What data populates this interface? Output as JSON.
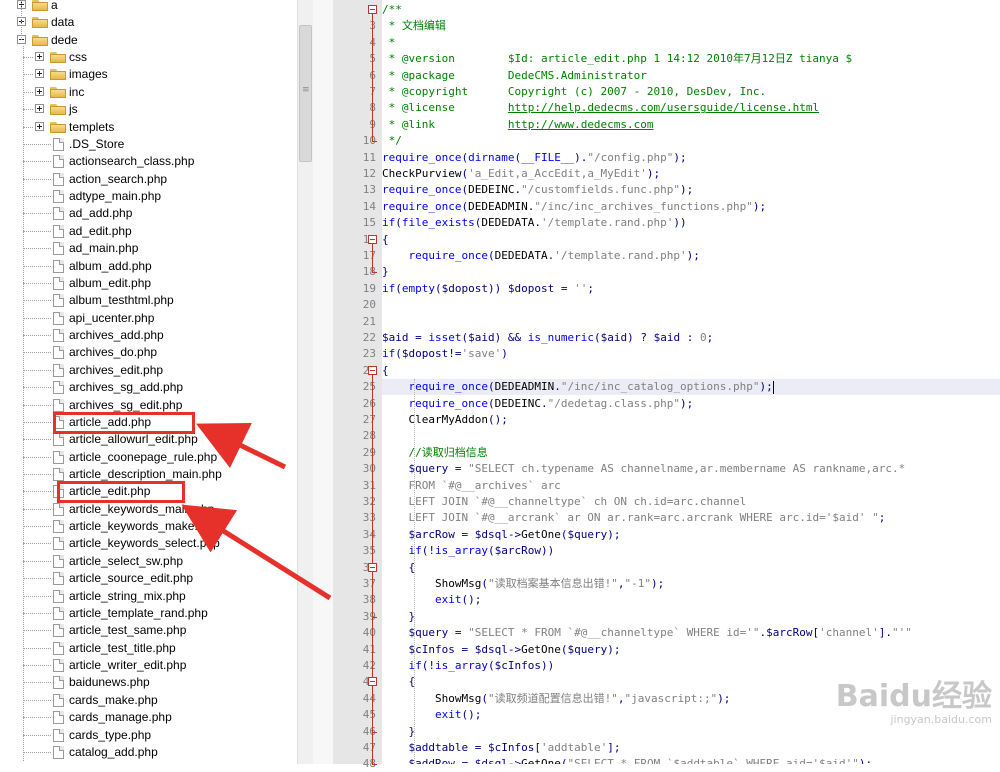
{
  "tree": {
    "top_items": [
      {
        "name": "a",
        "type": "folder",
        "expander": "plus"
      },
      {
        "name": "data",
        "type": "folder",
        "expander": "plus"
      },
      {
        "name": "dede",
        "type": "folder",
        "expander": "minus"
      }
    ],
    "dede_folders": [
      "css",
      "images",
      "inc",
      "js",
      "templets"
    ],
    "dede_files": [
      ".DS_Store",
      "actionsearch_class.php",
      "action_search.php",
      "adtype_main.php",
      "ad_add.php",
      "ad_edit.php",
      "ad_main.php",
      "album_add.php",
      "album_edit.php",
      "album_testhtml.php",
      "api_ucenter.php",
      "archives_add.php",
      "archives_do.php",
      "archives_edit.php",
      "archives_sg_add.php",
      "archives_sg_edit.php",
      "article_add.php",
      "article_allowurl_edit.php",
      "article_coonepage_rule.php",
      "article_description_main.php",
      "article_edit.php",
      "article_keywords_main.php",
      "article_keywords_make.php",
      "article_keywords_select.php",
      "article_select_sw.php",
      "article_source_edit.php",
      "article_string_mix.php",
      "article_template_rand.php",
      "article_test_same.php",
      "article_test_title.php",
      "article_writer_edit.php",
      "baidunews.php",
      "cards_make.php",
      "cards_manage.php",
      "cards_type.php",
      "catalog_add.php"
    ],
    "highlighted": [
      "article_add.php",
      "article_edit.php"
    ]
  },
  "editor": {
    "first_line": 2,
    "current_line": 25,
    "lines": [
      [
        [
          "c-comment",
          "/**"
        ]
      ],
      [
        [
          "c-comment",
          " * 文档编辑"
        ]
      ],
      [
        [
          "c-comment",
          " *"
        ]
      ],
      [
        [
          "c-comment",
          " * @version        $Id: article_edit.php 1 14:12 2010年7月12日Z tianya $"
        ]
      ],
      [
        [
          "c-comment",
          " * @package        DedeCMS.Administrator"
        ]
      ],
      [
        [
          "c-comment",
          " * @copyright      Copyright (c) 2007 - 2010, DesDev, Inc."
        ]
      ],
      [
        [
          "c-comment",
          " * @license        "
        ],
        [
          "c-link",
          "http://help.dedecms.com/usersguide/license.html"
        ]
      ],
      [
        [
          "c-comment",
          " * @link           "
        ],
        [
          "c-link",
          "http://www.dedecms.com"
        ]
      ],
      [
        [
          "c-comment",
          " */"
        ]
      ],
      [
        [
          "c-fn",
          "require_once"
        ],
        [
          "c-op",
          "("
        ],
        [
          "c-fn",
          "dirname"
        ],
        [
          "c-op",
          "("
        ],
        [
          "c-cn",
          "__FILE__"
        ],
        [
          "c-op",
          ")."
        ],
        [
          "c-str",
          "\"/config.php\""
        ],
        [
          "c-op",
          ");"
        ]
      ],
      [
        [
          "c-const",
          "CheckPurview"
        ],
        [
          "c-op",
          "("
        ],
        [
          "c-str",
          "'a_Edit,a_AccEdit,a_MyEdit'"
        ],
        [
          "c-op",
          ");"
        ]
      ],
      [
        [
          "c-fn",
          "require_once"
        ],
        [
          "c-op",
          "("
        ],
        [
          "c-const",
          "DEDEINC"
        ],
        [
          "c-op",
          "."
        ],
        [
          "c-str",
          "\"/customfields.func.php\""
        ],
        [
          "c-op",
          ");"
        ]
      ],
      [
        [
          "c-fn",
          "require_once"
        ],
        [
          "c-op",
          "("
        ],
        [
          "c-const",
          "DEDEADMIN"
        ],
        [
          "c-op",
          "."
        ],
        [
          "c-str",
          "\"/inc/inc_archives_functions.php\""
        ],
        [
          "c-op",
          ");"
        ]
      ],
      [
        [
          "c-fn",
          "if"
        ],
        [
          "c-op",
          "("
        ],
        [
          "c-fn",
          "file_exists"
        ],
        [
          "c-op",
          "("
        ],
        [
          "c-const",
          "DEDEDATA"
        ],
        [
          "c-op",
          "."
        ],
        [
          "c-str",
          "'/template.rand.php'"
        ],
        [
          "c-op",
          "))"
        ]
      ],
      [
        [
          "c-op",
          "{"
        ]
      ],
      [
        [
          "c-op",
          "    "
        ],
        [
          "c-fn",
          "require_once"
        ],
        [
          "c-op",
          "("
        ],
        [
          "c-const",
          "DEDEDATA"
        ],
        [
          "c-op",
          "."
        ],
        [
          "c-str",
          "'/template.rand.php'"
        ],
        [
          "c-op",
          ");"
        ]
      ],
      [
        [
          "c-op",
          "}"
        ]
      ],
      [
        [
          "c-fn",
          "if"
        ],
        [
          "c-op",
          "("
        ],
        [
          "c-fn",
          "empty"
        ],
        [
          "c-op",
          "("
        ],
        [
          "c-var",
          "$dopost"
        ],
        [
          "c-op",
          ")) "
        ],
        [
          "c-var",
          "$dopost"
        ],
        [
          "c-op",
          " = "
        ],
        [
          "c-str",
          "''"
        ],
        [
          "c-op",
          ";"
        ]
      ],
      [],
      [],
      [
        [
          "c-var",
          "$aid"
        ],
        [
          "c-op",
          " = "
        ],
        [
          "c-fn",
          "isset"
        ],
        [
          "c-op",
          "("
        ],
        [
          "c-var",
          "$aid"
        ],
        [
          "c-op",
          ") && "
        ],
        [
          "c-fn",
          "is_numeric"
        ],
        [
          "c-op",
          "("
        ],
        [
          "c-var",
          "$aid"
        ],
        [
          "c-op",
          ") ? "
        ],
        [
          "c-var",
          "$aid"
        ],
        [
          "c-op",
          " : "
        ],
        [
          "c-str",
          "0"
        ],
        [
          "c-op",
          ";"
        ]
      ],
      [
        [
          "c-fn",
          "if"
        ],
        [
          "c-op",
          "("
        ],
        [
          "c-var",
          "$dopost"
        ],
        [
          "c-op",
          "!="
        ],
        [
          "c-str",
          "'save'"
        ],
        [
          "c-op",
          ")"
        ]
      ],
      [
        [
          "c-op",
          "{"
        ]
      ],
      [
        [
          "c-op",
          "    "
        ],
        [
          "c-fn",
          "require_once"
        ],
        [
          "c-op",
          "("
        ],
        [
          "c-const",
          "DEDEADMIN"
        ],
        [
          "c-op",
          "."
        ],
        [
          "c-str",
          "\"/inc/inc_catalog_options.php\""
        ],
        [
          "c-op",
          ");"
        ]
      ],
      [
        [
          "c-op",
          "    "
        ],
        [
          "c-fn",
          "require_once"
        ],
        [
          "c-op",
          "("
        ],
        [
          "c-const",
          "DEDEINC"
        ],
        [
          "c-op",
          "."
        ],
        [
          "c-str",
          "\"/dedetag.class.php\""
        ],
        [
          "c-op",
          ");"
        ]
      ],
      [
        [
          "c-op",
          "    "
        ],
        [
          "c-const",
          "ClearMyAddon"
        ],
        [
          "c-op",
          "();"
        ]
      ],
      [],
      [
        [
          "c-op",
          "    "
        ],
        [
          "c-comment",
          "//读取归档信息"
        ]
      ],
      [
        [
          "c-op",
          "    "
        ],
        [
          "c-var",
          "$query"
        ],
        [
          "c-op",
          " = "
        ],
        [
          "c-str",
          "\"SELECT ch.typename AS channelname,ar.membername AS rankname,arc.*"
        ]
      ],
      [
        [
          "c-str",
          "    FROM `#@__archives` arc"
        ]
      ],
      [
        [
          "c-str",
          "    LEFT JOIN `#@__channeltype` ch ON ch.id=arc.channel"
        ]
      ],
      [
        [
          "c-str",
          "    LEFT JOIN `#@__arcrank` ar ON ar.rank=arc.arcrank WHERE arc.id='$aid' \""
        ],
        [
          "c-op",
          ";"
        ]
      ],
      [
        [
          "c-op",
          "    "
        ],
        [
          "c-var",
          "$arcRow"
        ],
        [
          "c-op",
          " = "
        ],
        [
          "c-var",
          "$dsql"
        ],
        [
          "c-op",
          "->"
        ],
        [
          "c-const",
          "GetOne"
        ],
        [
          "c-op",
          "("
        ],
        [
          "c-var",
          "$query"
        ],
        [
          "c-op",
          ");"
        ]
      ],
      [
        [
          "c-op",
          "    "
        ],
        [
          "c-fn",
          "if"
        ],
        [
          "c-op",
          "(!"
        ],
        [
          "c-fn",
          "is_array"
        ],
        [
          "c-op",
          "("
        ],
        [
          "c-var",
          "$arcRow"
        ],
        [
          "c-op",
          "))"
        ]
      ],
      [
        [
          "c-op",
          "    {"
        ]
      ],
      [
        [
          "c-op",
          "        "
        ],
        [
          "c-const",
          "ShowMsg"
        ],
        [
          "c-op",
          "("
        ],
        [
          "c-str",
          "\"读取档案基本信息出错!\""
        ],
        [
          "c-op",
          ","
        ],
        [
          "c-str",
          "\"-1\""
        ],
        [
          "c-op",
          ");"
        ]
      ],
      [
        [
          "c-op",
          "        "
        ],
        [
          "c-fn",
          "exit"
        ],
        [
          "c-op",
          "();"
        ]
      ],
      [
        [
          "c-op",
          "    }"
        ]
      ],
      [
        [
          "c-op",
          "    "
        ],
        [
          "c-var",
          "$query"
        ],
        [
          "c-op",
          " = "
        ],
        [
          "c-str",
          "\"SELECT * FROM `#@__channeltype` WHERE id='\""
        ],
        [
          "c-op",
          "."
        ],
        [
          "c-var",
          "$arcRow"
        ],
        [
          "c-op",
          "["
        ],
        [
          "c-str",
          "'channel'"
        ],
        [
          "c-op",
          "]."
        ],
        [
          "c-str",
          "\"'\""
        ]
      ],
      [
        [
          "c-op",
          "    "
        ],
        [
          "c-var",
          "$cInfos"
        ],
        [
          "c-op",
          " = "
        ],
        [
          "c-var",
          "$dsql"
        ],
        [
          "c-op",
          "->"
        ],
        [
          "c-const",
          "GetOne"
        ],
        [
          "c-op",
          "("
        ],
        [
          "c-var",
          "$query"
        ],
        [
          "c-op",
          ");"
        ]
      ],
      [
        [
          "c-op",
          "    "
        ],
        [
          "c-fn",
          "if"
        ],
        [
          "c-op",
          "(!"
        ],
        [
          "c-fn",
          "is_array"
        ],
        [
          "c-op",
          "("
        ],
        [
          "c-var",
          "$cInfos"
        ],
        [
          "c-op",
          "))"
        ]
      ],
      [
        [
          "c-op",
          "    {"
        ]
      ],
      [
        [
          "c-op",
          "        "
        ],
        [
          "c-const",
          "ShowMsg"
        ],
        [
          "c-op",
          "("
        ],
        [
          "c-str",
          "\"读取频道配置信息出错!\""
        ],
        [
          "c-op",
          ","
        ],
        [
          "c-str",
          "\"javascript:;\""
        ],
        [
          "c-op",
          ");"
        ]
      ],
      [
        [
          "c-op",
          "        "
        ],
        [
          "c-fn",
          "exit"
        ],
        [
          "c-op",
          "();"
        ]
      ],
      [
        [
          "c-op",
          "    }"
        ]
      ],
      [
        [
          "c-op",
          "    "
        ],
        [
          "c-var",
          "$addtable"
        ],
        [
          "c-op",
          " = "
        ],
        [
          "c-var",
          "$cInfos"
        ],
        [
          "c-op",
          "["
        ],
        [
          "c-str",
          "'addtable'"
        ],
        [
          "c-op",
          "];"
        ]
      ],
      [
        [
          "c-op",
          "    "
        ],
        [
          "c-var",
          "$addRow"
        ],
        [
          "c-op",
          " = "
        ],
        [
          "c-var",
          "$dsql"
        ],
        [
          "c-op",
          "->"
        ],
        [
          "c-const",
          "GetOne"
        ],
        [
          "c-op",
          "("
        ],
        [
          "c-str",
          "\"SELECT * FROM `$addtable` WHERE aid='$aid'\""
        ],
        [
          "c-op",
          ");"
        ]
      ]
    ]
  },
  "watermark": {
    "brand": "Baidu经验",
    "url": "jingyan.baidu.com"
  },
  "colors": {
    "annotation_red": "#e6302a",
    "fold_marker": "#c0342c",
    "current_line": "#ececf7"
  }
}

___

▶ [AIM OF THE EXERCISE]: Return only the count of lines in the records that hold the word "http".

▶ [SOLUTION FOR THIS EXERCISE]: 2